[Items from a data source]
○ ○ ○ ○ ○
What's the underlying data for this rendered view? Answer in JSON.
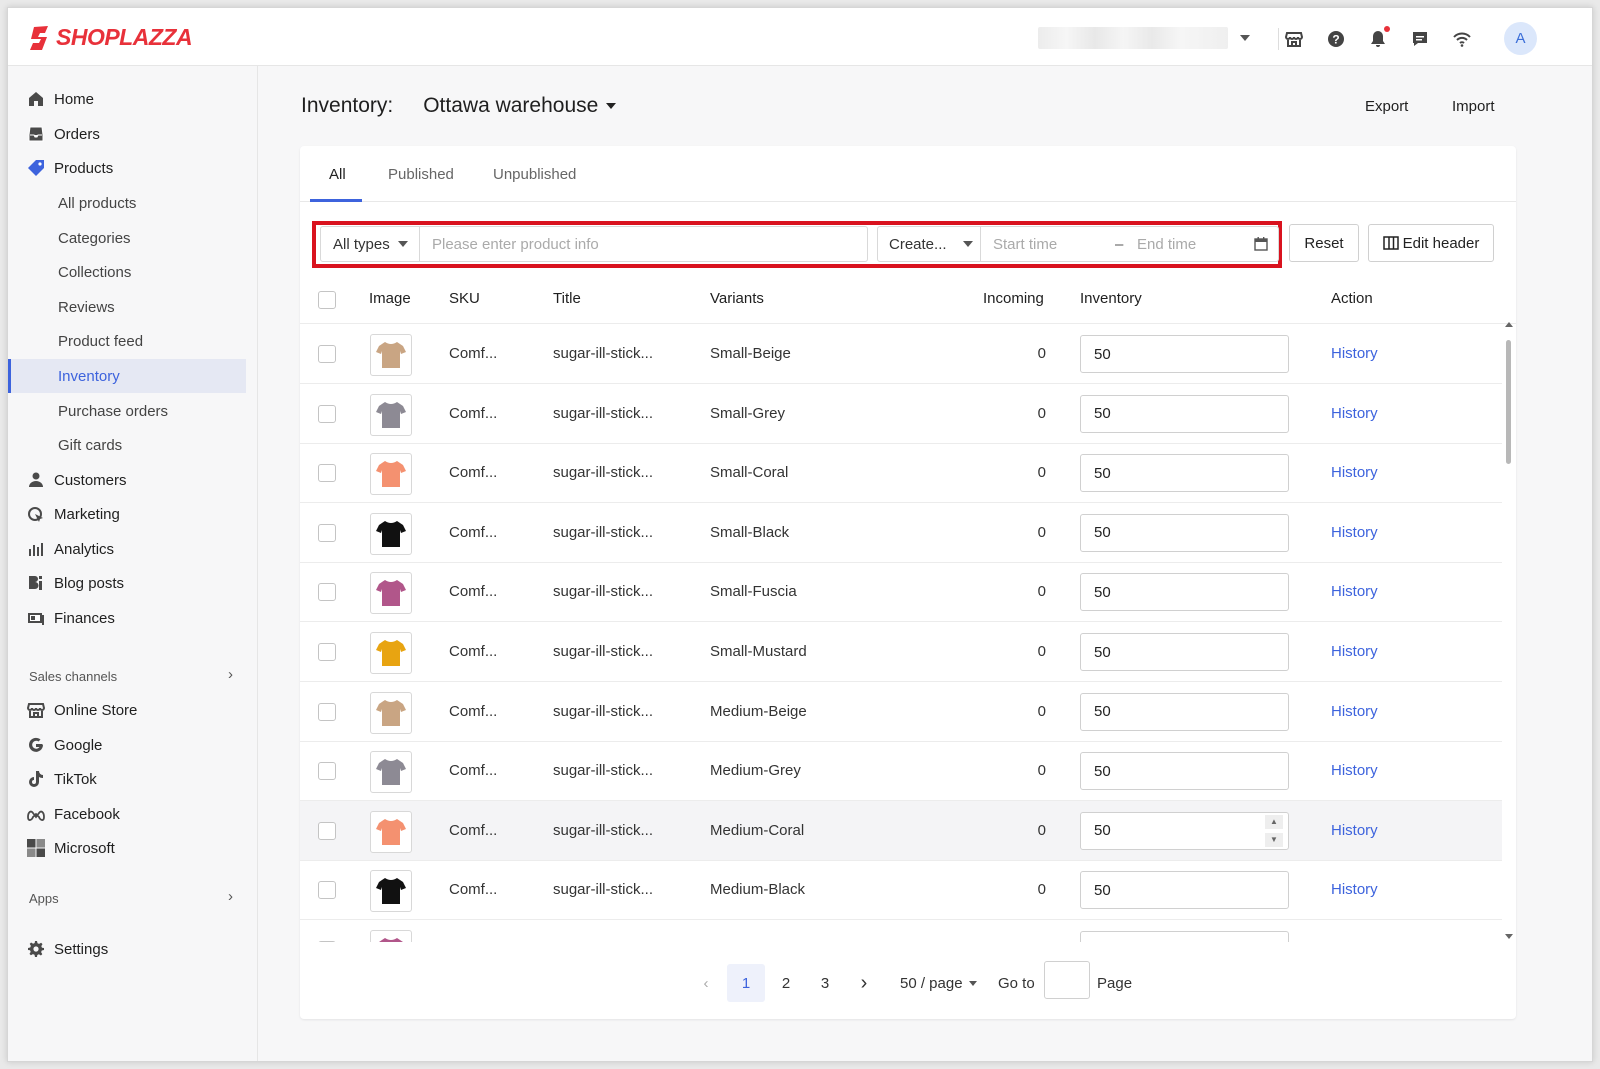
{
  "brand": {
    "name": "SHOPLAZZA",
    "color": "#e8313a"
  },
  "topbar": {
    "icons": [
      "store-icon",
      "help-icon",
      "bell-icon",
      "chat-icon",
      "wifi-icon"
    ],
    "avatar_letter": "A"
  },
  "sidebar": {
    "items": [
      {
        "label": "Home",
        "icon": "home-icon"
      },
      {
        "label": "Orders",
        "icon": "orders-icon"
      },
      {
        "label": "Products",
        "icon": "tag-icon"
      },
      {
        "label": "All products"
      },
      {
        "label": "Categories"
      },
      {
        "label": "Collections"
      },
      {
        "label": "Reviews"
      },
      {
        "label": "Product feed"
      },
      {
        "label": "Inventory",
        "active": true
      },
      {
        "label": "Purchase orders"
      },
      {
        "label": "Gift cards"
      },
      {
        "label": "Customers",
        "icon": "person-icon"
      },
      {
        "label": "Marketing",
        "icon": "marketing-icon"
      },
      {
        "label": "Analytics",
        "icon": "analytics-icon"
      },
      {
        "label": "Blog posts",
        "icon": "blog-icon"
      },
      {
        "label": "Finances",
        "icon": "finances-icon"
      }
    ],
    "sales_channels_label": "Sales channels",
    "channels": [
      {
        "label": "Online Store",
        "icon": "store-icon"
      },
      {
        "label": "Google",
        "icon": "google-icon"
      },
      {
        "label": "TikTok",
        "icon": "tiktok-icon"
      },
      {
        "label": "Facebook",
        "icon": "facebook-icon"
      },
      {
        "label": "Microsoft",
        "icon": "microsoft-icon"
      }
    ],
    "apps_label": "Apps",
    "settings_label": "Settings"
  },
  "page": {
    "title": "Inventory:",
    "warehouse": "Ottawa warehouse",
    "export_label": "Export",
    "import_label": "Import"
  },
  "tabs": [
    "All",
    "Published",
    "Unpublished"
  ],
  "filters": {
    "type": "All types",
    "search_placeholder": "Please enter product info",
    "sort": "Create...",
    "start_placeholder": "Start time",
    "range_separator": "–",
    "end_placeholder": "End time",
    "reset_label": "Reset",
    "edit_header_label": "Edit header"
  },
  "table": {
    "headers": {
      "image": "Image",
      "sku": "SKU",
      "title": "Title",
      "variants": "Variants",
      "incoming": "Incoming",
      "inventory": "Inventory",
      "action": "Action"
    },
    "rows": [
      {
        "sku": "Comf...",
        "title": "sugar-ill-stick...",
        "variant": "Small-Beige",
        "incoming": "0",
        "inventory": "50",
        "action": "History",
        "color": "#c9a583"
      },
      {
        "sku": "Comf...",
        "title": "sugar-ill-stick...",
        "variant": "Small-Grey",
        "incoming": "0",
        "inventory": "50",
        "action": "History",
        "color": "#8d8a94"
      },
      {
        "sku": "Comf...",
        "title": "sugar-ill-stick...",
        "variant": "Small-Coral",
        "incoming": "0",
        "inventory": "50",
        "action": "History",
        "color": "#f49170"
      },
      {
        "sku": "Comf...",
        "title": "sugar-ill-stick...",
        "variant": "Small-Black",
        "incoming": "0",
        "inventory": "50",
        "action": "History",
        "color": "#111111"
      },
      {
        "sku": "Comf...",
        "title": "sugar-ill-stick...",
        "variant": "Small-Fuscia",
        "incoming": "0",
        "inventory": "50",
        "action": "History",
        "color": "#b1568a"
      },
      {
        "sku": "Comf...",
        "title": "sugar-ill-stick...",
        "variant": "Small-Mustard",
        "incoming": "0",
        "inventory": "50",
        "action": "History",
        "color": "#e8a411"
      },
      {
        "sku": "Comf...",
        "title": "sugar-ill-stick...",
        "variant": "Medium-Beige",
        "incoming": "0",
        "inventory": "50",
        "action": "History",
        "color": "#c9a583"
      },
      {
        "sku": "Comf...",
        "title": "sugar-ill-stick...",
        "variant": "Medium-Grey",
        "incoming": "0",
        "inventory": "50",
        "action": "History",
        "color": "#8d8a94"
      },
      {
        "sku": "Comf...",
        "title": "sugar-ill-stick...",
        "variant": "Medium-Coral",
        "incoming": "0",
        "inventory": "50",
        "action": "History",
        "color": "#f49170"
      },
      {
        "sku": "Comf...",
        "title": "sugar-ill-stick...",
        "variant": "Medium-Black",
        "incoming": "0",
        "inventory": "50",
        "action": "History",
        "color": "#111111"
      },
      {
        "sku": "",
        "title": "",
        "variant": "",
        "incoming": "",
        "inventory": "",
        "action": "",
        "color": "#b1568a"
      }
    ]
  },
  "pagination": {
    "pages": [
      "1",
      "2",
      "3"
    ],
    "current": "1",
    "per_page": "50 / page",
    "goto_label": "Go to",
    "page_label": "Page"
  },
  "colors": {
    "accent": "#3d63dd",
    "highlight": "#d9121e"
  }
}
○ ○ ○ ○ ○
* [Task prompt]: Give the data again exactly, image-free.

* [Answer to this task]:
What's the underlying data for this rendered view? Answer in JSON.
{
  "brand": {
    "name": "SHOPLAZZA",
    "color": "#e8313a"
  },
  "topbar": {
    "icons": [
      "store-icon",
      "help-icon",
      "bell-icon",
      "chat-icon",
      "wifi-icon"
    ],
    "avatar_letter": "A"
  },
  "sidebar": {
    "items": [
      {
        "label": "Home",
        "icon": "home-icon"
      },
      {
        "label": "Orders",
        "icon": "orders-icon"
      },
      {
        "label": "Products",
        "icon": "tag-icon"
      },
      {
        "label": "All products"
      },
      {
        "label": "Categories"
      },
      {
        "label": "Collections"
      },
      {
        "label": "Reviews"
      },
      {
        "label": "Product feed"
      },
      {
        "label": "Inventory",
        "active": true
      },
      {
        "label": "Purchase orders"
      },
      {
        "label": "Gift cards"
      },
      {
        "label": "Customers",
        "icon": "person-icon"
      },
      {
        "label": "Marketing",
        "icon": "marketing-icon"
      },
      {
        "label": "Analytics",
        "icon": "analytics-icon"
      },
      {
        "label": "Blog posts",
        "icon": "blog-icon"
      },
      {
        "label": "Finances",
        "icon": "finances-icon"
      }
    ],
    "sales_channels_label": "Sales channels",
    "channels": [
      {
        "label": "Online Store",
        "icon": "store-icon"
      },
      {
        "label": "Google",
        "icon": "google-icon"
      },
      {
        "label": "TikTok",
        "icon": "tiktok-icon"
      },
      {
        "label": "Facebook",
        "icon": "facebook-icon"
      },
      {
        "label": "Microsoft",
        "icon": "microsoft-icon"
      }
    ],
    "apps_label": "Apps",
    "settings_label": "Settings"
  },
  "page": {
    "title": "Inventory:",
    "warehouse": "Ottawa warehouse",
    "export_label": "Export",
    "import_label": "Import"
  },
  "tabs": [
    "All",
    "Published",
    "Unpublished"
  ],
  "filters": {
    "type": "All types",
    "search_placeholder": "Please enter product info",
    "sort": "Create...",
    "start_placeholder": "Start time",
    "range_separator": "–",
    "end_placeholder": "End time",
    "reset_label": "Reset",
    "edit_header_label": "Edit header"
  },
  "table": {
    "headers": {
      "image": "Image",
      "sku": "SKU",
      "title": "Title",
      "variants": "Variants",
      "incoming": "Incoming",
      "inventory": "Inventory",
      "action": "Action"
    },
    "rows": [
      {
        "sku": "Comf...",
        "title": "sugar-ill-stick...",
        "variant": "Small-Beige",
        "incoming": "0",
        "inventory": "50",
        "action": "History",
        "color": "#c9a583"
      },
      {
        "sku": "Comf...",
        "title": "sugar-ill-stick...",
        "variant": "Small-Grey",
        "incoming": "0",
        "inventory": "50",
        "action": "History",
        "color": "#8d8a94"
      },
      {
        "sku": "Comf...",
        "title": "sugar-ill-stick...",
        "variant": "Small-Coral",
        "incoming": "0",
        "inventory": "50",
        "action": "History",
        "color": "#f49170"
      },
      {
        "sku": "Comf...",
        "title": "sugar-ill-stick...",
        "variant": "Small-Black",
        "incoming": "0",
        "inventory": "50",
        "action": "History",
        "color": "#111111"
      },
      {
        "sku": "Comf...",
        "title": "sugar-ill-stick...",
        "variant": "Small-Fuscia",
        "incoming": "0",
        "inventory": "50",
        "action": "History",
        "color": "#b1568a"
      },
      {
        "sku": "Comf...",
        "title": "sugar-ill-stick...",
        "variant": "Small-Mustard",
        "incoming": "0",
        "inventory": "50",
        "action": "History",
        "color": "#e8a411"
      },
      {
        "sku": "Comf...",
        "title": "sugar-ill-stick...",
        "variant": "Medium-Beige",
        "incoming": "0",
        "inventory": "50",
        "action": "History",
        "color": "#c9a583"
      },
      {
        "sku": "Comf...",
        "title": "sugar-ill-stick...",
        "variant": "Medium-Grey",
        "incoming": "0",
        "inventory": "50",
        "action": "History",
        "color": "#8d8a94"
      },
      {
        "sku": "Comf...",
        "title": "sugar-ill-stick...",
        "variant": "Medium-Coral",
        "incoming": "0",
        "inventory": "50",
        "action": "History",
        "color": "#f49170"
      },
      {
        "sku": "Comf...",
        "title": "sugar-ill-stick...",
        "variant": "Medium-Black",
        "incoming": "0",
        "inventory": "50",
        "action": "History",
        "color": "#111111"
      },
      {
        "sku": "",
        "title": "",
        "variant": "",
        "incoming": "",
        "inventory": "",
        "action": "",
        "color": "#b1568a"
      }
    ]
  },
  "pagination": {
    "pages": [
      "1",
      "2",
      "3"
    ],
    "current": "1",
    "per_page": "50 / page",
    "goto_label": "Go to",
    "page_label": "Page"
  },
  "colors": {
    "accent": "#3d63dd",
    "highlight": "#d9121e"
  }
}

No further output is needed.